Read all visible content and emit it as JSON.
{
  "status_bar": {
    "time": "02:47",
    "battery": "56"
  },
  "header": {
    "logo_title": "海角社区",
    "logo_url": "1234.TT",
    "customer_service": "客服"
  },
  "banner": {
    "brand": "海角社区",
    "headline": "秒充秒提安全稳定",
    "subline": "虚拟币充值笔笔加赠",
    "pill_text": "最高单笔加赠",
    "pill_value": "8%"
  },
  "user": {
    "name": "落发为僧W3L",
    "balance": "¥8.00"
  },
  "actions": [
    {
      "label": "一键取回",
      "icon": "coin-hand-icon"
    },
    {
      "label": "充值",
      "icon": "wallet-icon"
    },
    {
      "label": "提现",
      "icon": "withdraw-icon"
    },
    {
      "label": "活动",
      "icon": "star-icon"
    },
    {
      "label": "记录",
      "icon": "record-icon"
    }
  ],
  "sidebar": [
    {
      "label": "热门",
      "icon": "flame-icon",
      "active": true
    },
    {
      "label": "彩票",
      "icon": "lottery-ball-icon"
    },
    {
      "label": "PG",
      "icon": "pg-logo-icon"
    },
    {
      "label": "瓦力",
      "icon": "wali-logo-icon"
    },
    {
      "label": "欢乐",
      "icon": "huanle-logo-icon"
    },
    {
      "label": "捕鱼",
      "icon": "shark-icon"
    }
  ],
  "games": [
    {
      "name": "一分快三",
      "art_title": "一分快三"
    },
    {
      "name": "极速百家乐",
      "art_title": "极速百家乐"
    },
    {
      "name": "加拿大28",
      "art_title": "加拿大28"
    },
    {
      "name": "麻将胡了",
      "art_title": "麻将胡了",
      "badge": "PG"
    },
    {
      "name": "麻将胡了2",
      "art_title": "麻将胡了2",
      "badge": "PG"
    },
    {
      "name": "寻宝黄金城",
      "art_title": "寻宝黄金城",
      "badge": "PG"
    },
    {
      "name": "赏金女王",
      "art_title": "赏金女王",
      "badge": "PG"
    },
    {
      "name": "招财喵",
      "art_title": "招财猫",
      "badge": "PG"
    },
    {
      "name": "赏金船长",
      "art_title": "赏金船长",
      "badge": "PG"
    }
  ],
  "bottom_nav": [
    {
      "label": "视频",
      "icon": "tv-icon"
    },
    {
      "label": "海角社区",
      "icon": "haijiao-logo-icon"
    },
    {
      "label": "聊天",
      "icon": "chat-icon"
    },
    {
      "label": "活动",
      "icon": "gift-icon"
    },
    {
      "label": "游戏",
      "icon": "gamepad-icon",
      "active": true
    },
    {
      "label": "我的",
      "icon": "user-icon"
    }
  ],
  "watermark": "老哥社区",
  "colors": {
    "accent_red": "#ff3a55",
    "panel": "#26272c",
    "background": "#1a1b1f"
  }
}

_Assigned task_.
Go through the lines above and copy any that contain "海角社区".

_Exercise response_.
    "logo_title": "海角社区",
    "brand": "海角社区",
      "label": "海角社区",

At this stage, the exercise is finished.